Samsung Gear S2: Voice
Voice controls on the S2 are actually a bit of a letdown – it's one of the only areas Samsung needs to improve on. S Voice can be accessed on the first screen right of the watch face and it can also be set to open by double pressing the home button (as can any app). The software uses Nuance voice recognition tech, like Pebble watches, and this just isn't as reliable as Google Voice or Siri.
The watch's mic picked up what I was saying without having to bring the device up to my mouth, choosing to open a result on my phone was quick and reliable and it's nice being able to add your own command phrase. I also recorded a voice memo with Samsung's built-in app which handily transcribed my mutterings. Annoyingly though, it was with only around 75% accuracy. It's much the same with voice searches, plus it's a bit of a pain that it defaults to Yahoo search results, rather than Google, on the watch. That can make for some odd results.
As ever, voice needs to work more times than it doesn't in order to get people trusting the technology. It could have been a great anti-touchscreen one-two with the rotating bezel, but S Voice isn't quite there yet. Perhaps we'll see improvements with future devices taking advantage of Bixby.
Samsung Gear S2: Long-term view
It's been a long time since the Gear S2 launched and marked Samsung's shift to its own Tizen platform, so we've decided to go back and live with the smartwatch to see how well it stacks up to its rivals 18 months on.
However, unlike in the initial review above, we've been strapping the Gear S2 Classic onto our wrists, as opposed to its plastic twin. And while the latter is by no means provides an uncomfortable fit or ugly look, the leather strap gives the device a more classy feel.
For our money, the overall design holds up well with the current crop of flagship devices, and many would prefer the smaller bezel over the hulking, rugged successor. If you're used to larger watches or you simply have a bigger wrist, it may take some time to the S2, but generally this is a neat and versatile look. We reckon it's a more reasonable size than the S3.
Its small screen does have the potential to dampen notifications, but thankfully its brightness and sharpness are still up there with the best. When you compare it across the board, only really the Apple Watch Series 2 can leave it trailing behind. And while we're on the topic of hitting its strong points, it's worth noting that we still find getting around the device via the rotating bezel better than any others — it just works, and makes going back to other devices and swiping screens feel like a chore.
Now, for the not so good. While the Gear S2 3G and GPS model dropped outside the US and Korea six months after the original variants, we've been testing the standard non-GPS model. With smartwatches adding an increasing amount of sensors since the S2's release, it's been left behind as a device for those in need of an exercise companion.
When you get used to running with an in-built GPS in your watch, it's rough to go back to tethering.

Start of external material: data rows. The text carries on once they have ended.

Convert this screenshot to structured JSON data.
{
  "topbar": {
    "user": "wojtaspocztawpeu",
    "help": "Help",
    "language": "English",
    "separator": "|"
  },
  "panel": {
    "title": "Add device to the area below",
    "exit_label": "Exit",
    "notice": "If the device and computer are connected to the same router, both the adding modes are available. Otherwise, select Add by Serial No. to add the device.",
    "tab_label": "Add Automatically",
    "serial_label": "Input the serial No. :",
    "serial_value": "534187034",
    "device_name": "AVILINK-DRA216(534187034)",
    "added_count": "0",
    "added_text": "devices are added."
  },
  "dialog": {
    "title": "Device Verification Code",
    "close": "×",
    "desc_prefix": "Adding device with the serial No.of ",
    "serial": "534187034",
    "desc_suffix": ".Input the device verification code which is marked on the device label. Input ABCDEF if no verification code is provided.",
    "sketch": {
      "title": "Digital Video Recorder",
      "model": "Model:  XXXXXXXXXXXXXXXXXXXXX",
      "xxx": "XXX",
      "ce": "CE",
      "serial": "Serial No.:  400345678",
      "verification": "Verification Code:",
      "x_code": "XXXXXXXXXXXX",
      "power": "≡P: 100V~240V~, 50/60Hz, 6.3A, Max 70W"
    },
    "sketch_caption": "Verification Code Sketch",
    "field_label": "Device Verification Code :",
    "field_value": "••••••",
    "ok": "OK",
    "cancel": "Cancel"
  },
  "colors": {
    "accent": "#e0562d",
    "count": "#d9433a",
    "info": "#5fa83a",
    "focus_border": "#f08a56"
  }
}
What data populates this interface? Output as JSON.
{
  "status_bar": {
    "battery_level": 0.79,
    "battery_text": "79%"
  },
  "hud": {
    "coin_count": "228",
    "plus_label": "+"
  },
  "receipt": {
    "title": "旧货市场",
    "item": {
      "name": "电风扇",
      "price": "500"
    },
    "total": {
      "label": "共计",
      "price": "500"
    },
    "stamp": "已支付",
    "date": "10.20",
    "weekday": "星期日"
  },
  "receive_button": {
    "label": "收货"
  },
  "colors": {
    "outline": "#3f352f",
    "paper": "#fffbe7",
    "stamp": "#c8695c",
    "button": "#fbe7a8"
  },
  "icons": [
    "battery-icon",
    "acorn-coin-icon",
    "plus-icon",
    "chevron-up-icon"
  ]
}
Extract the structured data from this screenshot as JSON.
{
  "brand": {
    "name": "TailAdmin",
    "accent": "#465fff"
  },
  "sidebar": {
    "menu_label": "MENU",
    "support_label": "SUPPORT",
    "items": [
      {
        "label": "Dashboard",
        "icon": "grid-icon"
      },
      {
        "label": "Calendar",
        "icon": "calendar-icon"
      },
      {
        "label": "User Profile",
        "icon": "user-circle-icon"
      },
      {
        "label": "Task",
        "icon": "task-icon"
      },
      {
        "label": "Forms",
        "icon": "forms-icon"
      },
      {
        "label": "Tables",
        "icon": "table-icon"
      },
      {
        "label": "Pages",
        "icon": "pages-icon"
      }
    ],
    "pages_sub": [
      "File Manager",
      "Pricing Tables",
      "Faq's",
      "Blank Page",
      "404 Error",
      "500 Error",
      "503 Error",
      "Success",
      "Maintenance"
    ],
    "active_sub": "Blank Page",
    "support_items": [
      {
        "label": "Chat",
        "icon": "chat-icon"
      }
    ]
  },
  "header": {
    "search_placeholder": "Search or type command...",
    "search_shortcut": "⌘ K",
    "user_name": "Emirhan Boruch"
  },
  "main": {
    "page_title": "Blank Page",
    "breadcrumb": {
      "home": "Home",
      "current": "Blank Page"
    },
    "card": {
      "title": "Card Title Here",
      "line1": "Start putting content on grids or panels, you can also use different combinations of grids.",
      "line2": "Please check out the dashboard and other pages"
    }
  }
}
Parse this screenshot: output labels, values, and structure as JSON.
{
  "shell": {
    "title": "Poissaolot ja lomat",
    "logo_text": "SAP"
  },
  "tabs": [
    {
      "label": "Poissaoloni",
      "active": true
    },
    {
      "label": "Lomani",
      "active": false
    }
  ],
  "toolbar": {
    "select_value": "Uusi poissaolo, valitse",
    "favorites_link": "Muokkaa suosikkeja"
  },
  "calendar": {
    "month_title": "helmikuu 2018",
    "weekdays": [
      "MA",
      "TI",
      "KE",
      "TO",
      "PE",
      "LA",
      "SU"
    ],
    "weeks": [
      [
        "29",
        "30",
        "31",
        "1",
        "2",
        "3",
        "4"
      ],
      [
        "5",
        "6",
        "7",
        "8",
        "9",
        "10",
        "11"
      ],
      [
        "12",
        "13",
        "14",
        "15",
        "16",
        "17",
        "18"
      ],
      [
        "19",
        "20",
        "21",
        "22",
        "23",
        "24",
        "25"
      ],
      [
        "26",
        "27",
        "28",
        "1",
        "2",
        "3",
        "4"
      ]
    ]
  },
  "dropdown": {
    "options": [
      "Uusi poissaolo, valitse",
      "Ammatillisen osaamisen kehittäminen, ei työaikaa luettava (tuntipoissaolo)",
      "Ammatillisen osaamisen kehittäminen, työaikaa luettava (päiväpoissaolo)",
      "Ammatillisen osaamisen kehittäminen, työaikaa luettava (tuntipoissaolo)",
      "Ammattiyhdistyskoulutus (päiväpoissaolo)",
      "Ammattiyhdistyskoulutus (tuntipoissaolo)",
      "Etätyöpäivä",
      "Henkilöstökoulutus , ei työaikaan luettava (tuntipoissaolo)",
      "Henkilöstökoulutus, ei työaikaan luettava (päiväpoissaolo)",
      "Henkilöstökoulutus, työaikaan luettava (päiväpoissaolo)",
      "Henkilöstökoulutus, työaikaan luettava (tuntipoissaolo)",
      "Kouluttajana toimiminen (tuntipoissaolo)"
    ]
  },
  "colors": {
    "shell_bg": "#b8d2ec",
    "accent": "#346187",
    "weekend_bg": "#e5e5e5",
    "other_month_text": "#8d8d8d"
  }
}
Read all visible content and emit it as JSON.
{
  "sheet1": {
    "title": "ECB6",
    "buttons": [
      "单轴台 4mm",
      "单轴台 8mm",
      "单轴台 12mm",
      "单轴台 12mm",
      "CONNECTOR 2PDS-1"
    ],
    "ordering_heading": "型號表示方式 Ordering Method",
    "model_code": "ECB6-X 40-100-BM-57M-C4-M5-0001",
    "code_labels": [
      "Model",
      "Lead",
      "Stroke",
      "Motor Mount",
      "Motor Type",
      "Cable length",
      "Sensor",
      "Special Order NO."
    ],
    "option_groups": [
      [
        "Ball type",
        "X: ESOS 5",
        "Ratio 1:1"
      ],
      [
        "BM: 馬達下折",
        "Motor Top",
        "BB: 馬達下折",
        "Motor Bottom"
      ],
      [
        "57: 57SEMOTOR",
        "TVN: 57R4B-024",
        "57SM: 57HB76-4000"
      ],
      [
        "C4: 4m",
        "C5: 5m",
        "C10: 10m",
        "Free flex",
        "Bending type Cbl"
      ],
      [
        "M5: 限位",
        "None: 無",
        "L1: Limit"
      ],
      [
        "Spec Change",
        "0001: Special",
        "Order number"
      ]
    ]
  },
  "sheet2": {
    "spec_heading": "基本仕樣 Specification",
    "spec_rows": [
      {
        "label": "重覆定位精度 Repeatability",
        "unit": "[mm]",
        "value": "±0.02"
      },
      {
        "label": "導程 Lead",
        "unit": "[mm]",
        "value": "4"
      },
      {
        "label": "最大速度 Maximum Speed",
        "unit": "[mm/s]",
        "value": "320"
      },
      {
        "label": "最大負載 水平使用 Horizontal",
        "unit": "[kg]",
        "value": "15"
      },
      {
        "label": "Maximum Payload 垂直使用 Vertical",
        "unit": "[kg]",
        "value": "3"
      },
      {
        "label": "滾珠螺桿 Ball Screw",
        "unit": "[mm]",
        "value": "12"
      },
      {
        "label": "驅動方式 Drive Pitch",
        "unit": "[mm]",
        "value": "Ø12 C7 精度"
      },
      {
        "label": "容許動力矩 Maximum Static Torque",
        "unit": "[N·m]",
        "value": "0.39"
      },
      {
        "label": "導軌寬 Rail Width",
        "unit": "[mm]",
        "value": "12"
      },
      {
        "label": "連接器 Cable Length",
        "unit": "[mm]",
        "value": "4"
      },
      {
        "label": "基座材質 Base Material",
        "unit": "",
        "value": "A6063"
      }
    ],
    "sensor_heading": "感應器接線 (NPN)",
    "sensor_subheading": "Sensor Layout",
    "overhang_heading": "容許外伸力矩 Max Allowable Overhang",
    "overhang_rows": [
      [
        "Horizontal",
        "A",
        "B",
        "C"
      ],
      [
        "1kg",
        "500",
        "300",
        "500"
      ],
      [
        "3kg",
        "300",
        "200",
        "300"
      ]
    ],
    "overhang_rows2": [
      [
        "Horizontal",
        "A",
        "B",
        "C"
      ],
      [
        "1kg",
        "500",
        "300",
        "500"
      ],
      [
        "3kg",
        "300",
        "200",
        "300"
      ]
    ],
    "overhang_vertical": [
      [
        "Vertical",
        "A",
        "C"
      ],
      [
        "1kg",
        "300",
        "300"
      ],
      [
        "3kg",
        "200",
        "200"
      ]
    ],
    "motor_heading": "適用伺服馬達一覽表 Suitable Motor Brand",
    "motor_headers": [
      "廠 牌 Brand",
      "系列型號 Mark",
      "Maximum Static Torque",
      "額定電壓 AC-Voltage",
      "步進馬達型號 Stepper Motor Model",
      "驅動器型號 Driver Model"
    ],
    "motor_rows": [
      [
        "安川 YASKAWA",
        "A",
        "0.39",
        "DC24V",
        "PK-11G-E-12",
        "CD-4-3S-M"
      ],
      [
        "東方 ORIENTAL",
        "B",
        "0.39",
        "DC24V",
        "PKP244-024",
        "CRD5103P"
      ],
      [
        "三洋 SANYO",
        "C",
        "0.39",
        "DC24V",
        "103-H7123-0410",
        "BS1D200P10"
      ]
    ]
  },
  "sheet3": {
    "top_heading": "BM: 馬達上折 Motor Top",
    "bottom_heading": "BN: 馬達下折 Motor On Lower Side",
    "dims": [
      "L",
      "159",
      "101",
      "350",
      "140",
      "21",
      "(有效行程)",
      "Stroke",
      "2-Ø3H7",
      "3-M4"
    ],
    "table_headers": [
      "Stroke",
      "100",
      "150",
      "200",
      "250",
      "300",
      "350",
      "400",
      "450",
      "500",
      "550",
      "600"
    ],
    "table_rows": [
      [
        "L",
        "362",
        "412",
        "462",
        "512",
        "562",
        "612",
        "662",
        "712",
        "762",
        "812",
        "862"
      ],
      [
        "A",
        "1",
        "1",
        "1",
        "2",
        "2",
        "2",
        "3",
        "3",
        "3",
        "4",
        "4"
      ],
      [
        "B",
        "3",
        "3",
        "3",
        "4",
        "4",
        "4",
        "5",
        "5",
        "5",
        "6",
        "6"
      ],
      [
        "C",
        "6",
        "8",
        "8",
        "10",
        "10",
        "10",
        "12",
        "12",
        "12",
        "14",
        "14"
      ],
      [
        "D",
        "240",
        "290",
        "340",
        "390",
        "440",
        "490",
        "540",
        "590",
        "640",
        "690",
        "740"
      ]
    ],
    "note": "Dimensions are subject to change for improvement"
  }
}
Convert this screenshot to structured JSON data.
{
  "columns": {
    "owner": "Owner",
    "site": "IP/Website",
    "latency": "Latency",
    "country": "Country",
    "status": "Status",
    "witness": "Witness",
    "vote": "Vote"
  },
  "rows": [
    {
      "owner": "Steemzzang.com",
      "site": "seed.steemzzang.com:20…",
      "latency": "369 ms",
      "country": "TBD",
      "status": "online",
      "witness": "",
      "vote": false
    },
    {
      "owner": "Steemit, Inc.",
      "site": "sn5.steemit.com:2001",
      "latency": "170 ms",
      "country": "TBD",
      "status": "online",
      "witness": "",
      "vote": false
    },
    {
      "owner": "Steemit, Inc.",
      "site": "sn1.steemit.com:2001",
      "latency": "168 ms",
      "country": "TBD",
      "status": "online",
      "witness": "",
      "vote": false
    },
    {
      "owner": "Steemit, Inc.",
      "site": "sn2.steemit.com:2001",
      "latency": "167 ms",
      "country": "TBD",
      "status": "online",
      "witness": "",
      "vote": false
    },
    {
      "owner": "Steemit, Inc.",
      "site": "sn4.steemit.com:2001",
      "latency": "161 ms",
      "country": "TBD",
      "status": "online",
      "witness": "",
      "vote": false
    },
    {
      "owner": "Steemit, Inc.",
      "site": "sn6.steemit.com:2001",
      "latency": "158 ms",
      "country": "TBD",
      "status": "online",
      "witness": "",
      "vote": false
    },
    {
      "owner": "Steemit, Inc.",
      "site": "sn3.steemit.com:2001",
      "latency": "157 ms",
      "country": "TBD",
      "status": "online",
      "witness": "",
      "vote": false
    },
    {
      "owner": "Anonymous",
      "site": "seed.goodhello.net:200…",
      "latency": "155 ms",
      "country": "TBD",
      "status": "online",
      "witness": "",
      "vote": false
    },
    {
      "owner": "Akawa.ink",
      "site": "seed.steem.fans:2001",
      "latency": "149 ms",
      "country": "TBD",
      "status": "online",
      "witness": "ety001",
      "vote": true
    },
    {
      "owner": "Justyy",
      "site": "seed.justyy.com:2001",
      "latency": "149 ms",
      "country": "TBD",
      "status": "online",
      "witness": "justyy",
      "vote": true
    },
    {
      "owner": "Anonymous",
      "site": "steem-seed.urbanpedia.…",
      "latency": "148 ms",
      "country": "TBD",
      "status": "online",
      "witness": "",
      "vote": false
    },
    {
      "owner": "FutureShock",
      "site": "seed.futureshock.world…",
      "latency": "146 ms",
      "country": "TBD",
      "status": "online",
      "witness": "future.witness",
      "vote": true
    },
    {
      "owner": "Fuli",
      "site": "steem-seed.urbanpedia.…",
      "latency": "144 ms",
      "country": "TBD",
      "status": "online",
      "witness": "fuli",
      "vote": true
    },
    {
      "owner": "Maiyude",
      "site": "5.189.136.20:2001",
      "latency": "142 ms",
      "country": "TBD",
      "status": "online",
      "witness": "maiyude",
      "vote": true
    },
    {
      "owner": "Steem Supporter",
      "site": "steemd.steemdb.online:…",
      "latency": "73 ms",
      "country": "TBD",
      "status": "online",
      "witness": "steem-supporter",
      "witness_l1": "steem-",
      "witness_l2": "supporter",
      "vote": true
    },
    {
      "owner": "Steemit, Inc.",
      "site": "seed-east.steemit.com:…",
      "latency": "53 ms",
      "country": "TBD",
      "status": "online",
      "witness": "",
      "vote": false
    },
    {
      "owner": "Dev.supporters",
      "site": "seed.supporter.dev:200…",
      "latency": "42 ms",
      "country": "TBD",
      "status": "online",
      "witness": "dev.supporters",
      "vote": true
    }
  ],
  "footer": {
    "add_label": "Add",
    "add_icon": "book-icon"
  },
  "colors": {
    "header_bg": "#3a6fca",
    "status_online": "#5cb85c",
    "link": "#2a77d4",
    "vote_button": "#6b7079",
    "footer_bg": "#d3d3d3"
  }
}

And as with any heart rate monitor from the wrist, it can suffer when playing at high intensity, despite offering helpful features to help you keep track of your long-term heart rate.
The lack of support in terms of apps is also a big problem that Samsung has improved over time but ultimately failed to resolve. Strava is a perfect example of this; there's no native app available and only Android smartphone users are able to sync activity data from S Health.
Overall, Samsung's Gear S2 is still a viable smartwatch for those looking to get in on the ground floor with a major player. There have been moves to add more apps and also cater for iOS users, but this still adds up to a slightly feature-dry package when compared to fresher devices.
- Rotating bezel FTW
- Simple, speedy to use OS
- Good battery life
- Tizen apps are limited
- Software extras aren’t perfect
- Not as customisable as rivals